As regular readers of this blog know, I really like the New York Times. I think it’s by far the best newspaper in the country, and I am thrilled to write for them whenever they hire me. But that doesn’t mean the Times is perfect. Last week, news editors came under fire for substantially altering a story about Sanders’s legislative record after it was published online—changing its headline, in the process, from “Bernie Sanders Scored Victories for Years via Legislative Side Doors” to “Via Legislative Side Doors, Bernie Sanders Won Modest Victories.” Today, the Times seems to have reframed another Sanders victory in its analysis of last night’s Democratic primaries. Hillary Clinton won in Arizona, while Sanders won in Idaho and Utah, giving him 67 delegates to her 51. But Jonathan Martin’s analysis does not report delegate totals and strongly implies that Clinton won.

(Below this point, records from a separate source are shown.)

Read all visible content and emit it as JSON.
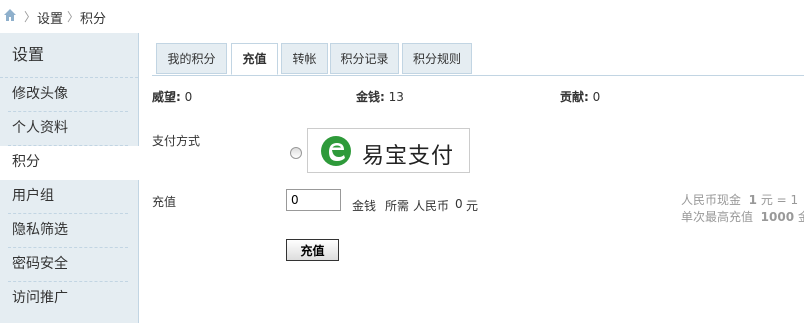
{
  "breadcrumb": {
    "home_icon": "home-icon",
    "sep": "〉",
    "items": [
      "设置",
      "积分"
    ]
  },
  "sidebar": {
    "title": "设置",
    "items": [
      {
        "label": "修改头像"
      },
      {
        "label": "个人资料"
      },
      {
        "label": "积分",
        "active": true
      },
      {
        "label": "用户组"
      },
      {
        "label": "隐私筛选"
      },
      {
        "label": "密码安全"
      },
      {
        "label": "访问推广"
      }
    ]
  },
  "tabs": [
    {
      "label": "我的积分"
    },
    {
      "label": "充值",
      "active": true
    },
    {
      "label": "转帐"
    },
    {
      "label": "积分记录"
    },
    {
      "label": "积分规则"
    }
  ],
  "stats": {
    "prestige_label": "威望:",
    "prestige_value": "0",
    "money_label": "金钱:",
    "money_value": "13",
    "contribution_label": "贡献:",
    "contribution_value": "0"
  },
  "payment": {
    "label": "支付方式",
    "option_name": "易宝支付",
    "logo_icon": "yeepay-logo-icon"
  },
  "recharge": {
    "label": "充值",
    "amount_value": "0",
    "unit": "金钱",
    "required_label": "所需",
    "currency": "人民币",
    "cost_value": "0",
    "cost_unit": "元",
    "rate_note_prefix": "人民币现金",
    "rate_note_value": "1",
    "rate_note_suffix": "元 = 1",
    "max_note_prefix": "单次最高充值",
    "max_note_value": "1000",
    "max_note_suffix": "金"
  },
  "submit_label": "充值",
  "colors": {
    "sidebar_bg": "#e5edf2",
    "border": "#c2d5e3",
    "logo_green": "#2e9a3a"
  }
}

Nietzsche wrote that a great idea in the hands of common people will become itself common. I’m paraphrasing, here. Thanks to the internet, the common people have access to more great ideas than ever before, or perhaps the same number of great ideas plus several hundred million shitty ones. It’s hard to tell, in this brave new world, which is which. Once an idea like umadbro? is embraced as clever by hundreds of thousands, who’s to say that it isn’t great? Anyone of discernment or even interiority, that’s who. Today is Friday, and the common people are full of ideas. Won’t you smugly disdain them with me?

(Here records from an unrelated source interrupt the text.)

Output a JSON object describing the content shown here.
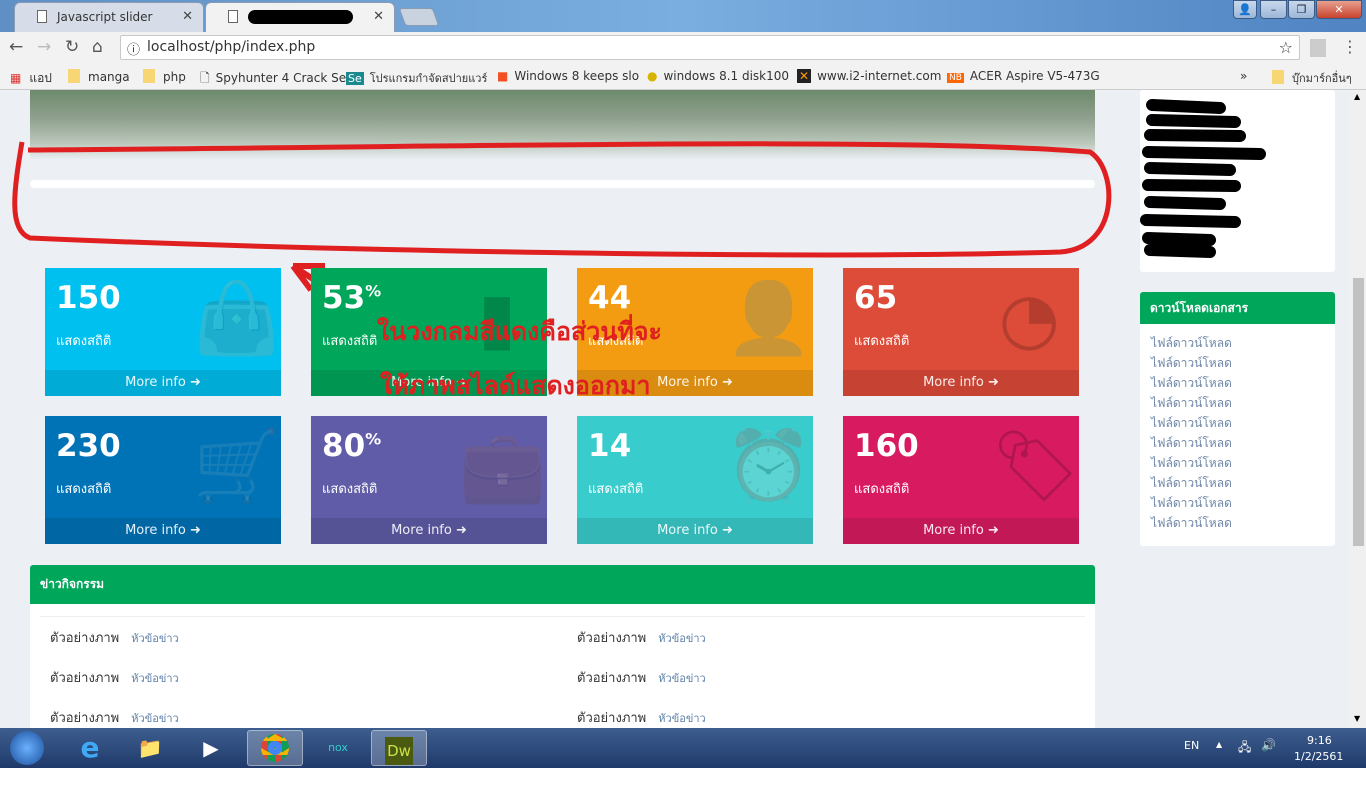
{
  "browser": {
    "tabs": [
      {
        "label": "Javascript slider"
      },
      {
        "label": ""
      }
    ],
    "url": "localhost/php/index.php",
    "bookmarks": [
      "แอป",
      "manga",
      "php",
      "Spyhunter 4 Crack Se",
      "โปรแกรมกำจัดสปายแวร์",
      "Windows 8 keeps slo",
      "windows 8.1 disk100",
      "www.i2-internet.com",
      "ACER Aspire V5-473G"
    ],
    "more": "»",
    "other_bookmarks": "บุ๊กมาร์กอื่นๆ"
  },
  "boxes": [
    {
      "value": "150",
      "suffix": "",
      "label": "แสดงสถิติ",
      "more": "More info",
      "color": "#00c0ef",
      "icon": "shopping-bag-icon"
    },
    {
      "value": "53",
      "suffix": "%",
      "label": "แสดงสถิติ",
      "more": "More info",
      "color": "#00a65a",
      "icon": "bar-chart-icon"
    },
    {
      "value": "44",
      "suffix": "",
      "label": "แสดงสถิติ",
      "more": "More info",
      "color": "#f39c12",
      "icon": "user-plus-icon"
    },
    {
      "value": "65",
      "suffix": "",
      "label": "แสดงสถิติ",
      "more": "More info",
      "color": "#dd4b39",
      "icon": "pie-chart-icon"
    },
    {
      "value": "230",
      "suffix": "",
      "label": "แสดงสถิติ",
      "more": "More info",
      "color": "#0073b7",
      "icon": "shopping-cart-icon"
    },
    {
      "value": "80",
      "suffix": "%",
      "label": "แสดงสถิติ",
      "more": "More info",
      "color": "#605ca8",
      "icon": "briefcase-icon"
    },
    {
      "value": "14",
      "suffix": "",
      "label": "แสดงสถิติ",
      "more": "More info",
      "color": "#39cccc",
      "icon": "alarm-clock-icon"
    },
    {
      "value": "160",
      "suffix": "",
      "label": "แสดงสถิติ",
      "more": "More info",
      "color": "#d81b60",
      "icon": "tag-icon"
    }
  ],
  "annotation": {
    "line1": "ในวงกลมสีแดงคือส่วนที่จะ",
    "line2": "ให้ภาพสไลด์แสดงออกมา"
  },
  "downloads": {
    "title": "ดาวน์โหลดเอกสาร",
    "items": [
      "ไฟล์ดาวน์โหลด",
      "ไฟล์ดาวน์โหลด",
      "ไฟล์ดาวน์โหลด",
      "ไฟล์ดาวน์โหลด",
      "ไฟล์ดาวน์โหลด",
      "ไฟล์ดาวน์โหลด",
      "ไฟล์ดาวน์โหลด",
      "ไฟล์ดาวน์โหลด",
      "ไฟล์ดาวน์โหลด",
      "ไฟล์ดาวน์โหลด"
    ]
  },
  "news": {
    "title": "ข่าวกิจกรรม",
    "rows": [
      {
        "image": "ตัวอย่างภาพ",
        "headline": "หัวข้อข่าว"
      },
      {
        "image": "ตัวอย่างภาพ",
        "headline": "หัวข้อข่าว"
      },
      {
        "image": "ตัวอย่างภาพ",
        "headline": "หัวข้อข่าว"
      },
      {
        "image": "ตัวอย่างภาพ",
        "headline": "หัวข้อข่าว"
      },
      {
        "image": "ตัวอย่างภาพ",
        "headline": "หัวข้อข่าว"
      },
      {
        "image": "ตัวอย่างภาพ",
        "headline": "หัวข้อข่าว"
      }
    ]
  },
  "taskbar": {
    "apps": [
      "start",
      "internet-explorer",
      "explorer",
      "media-player",
      "chrome",
      "nox",
      "dreamweaver"
    ],
    "dw_label": "Dw",
    "lang": "EN",
    "time": "9:16",
    "date": "1/2/2561"
  }
}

Mitt Romney has won the Republican presidential primaries in Arizona and Michigan, handily in the former and maybe less so in his home state. He beat Rick Santorum in Michigan by just over three points, suggesting that people whose unemployment rate stayed over 10% for most of 2011 really are worried that dudes might touch one another’s linuses. Either that, or something about a governor’s son who made up for his criticism of the auto bailout by explaining how many Cadillacs he owns just isn’t connecting with people. Meanwhile, level-twelve poop elemental Newt Gingrich beat Ron Paul up north but was beaten by him out west. Gyn’grrch will now be summoned to Georgia by Sheldon Adelson’s ritual burning of several million dollars.
At the request of Governor Jan Brewer, the Arizona senate has voted to impeach the head of the state’s Independent Redistricting Commission. Brewer and senate Republicans allege that the committee—charged with redrawing Arizona’s eight electoral districts—has proposed maps that are politically biased. “I will not sit idly by while Arizona’s Congressional and legislative boundaries are drawn in a fashion that is anything but constitutional and proper,” Brewer told reporters. That is absolutely true, since Brewer was not sitting by when the senate moved to impeach. She was out of town promoting her memoir, so Secretary of State Ken Bennett had to call the Arizona senate into session on her behalf. I don’t mean to bias your interpretation, but Brewer’s memoir is titled Scorpions for Breakfast: My Fight Against Special Interests, Liberal Media and Cynical Politicos to Secure America’s Border.
Camus famously remarked that by age 40, every man has the face he deserves. Fred Phelps is considerably older than 40, and his face has been startlingly disfigured by constant, hateful yelling. He looks like evil Gerald Ford, or possibly the alien from Enemy Mine. Phelps is the leader of the Westboro Baptist Church,* a small congregation in Kansas that has drawn national attention for its protests at the funerals of Iraq War veterans, Elizabeth Edwards, and anyone else that might draw attention to their message, which is pretty much that God hates everybody. “You cannot preach the Bible without preaching the hatred of God,” Phelps is fond of saying. His essential contention is that, because the United States tolerates homosexuality and abortion, everything bad that happens is God’s punishment and should be praised. He’s what theologians call a complete asshole, and his indecent, message-free publicity-mongering embodies all that is worst in protest. Earlier this week, Phelps announced Westboro’s intention to protest the funeral of Christina Taylor-Green, the nine year-old girl shot by Jared Loughner during his attack on Rep. Gabrielle Giffords. That’s why the Arizona legislature quickly passed a law yesterday banning protests at funerals. It’s also why I’m making this rueful face when I say that they shouldn’t have done that.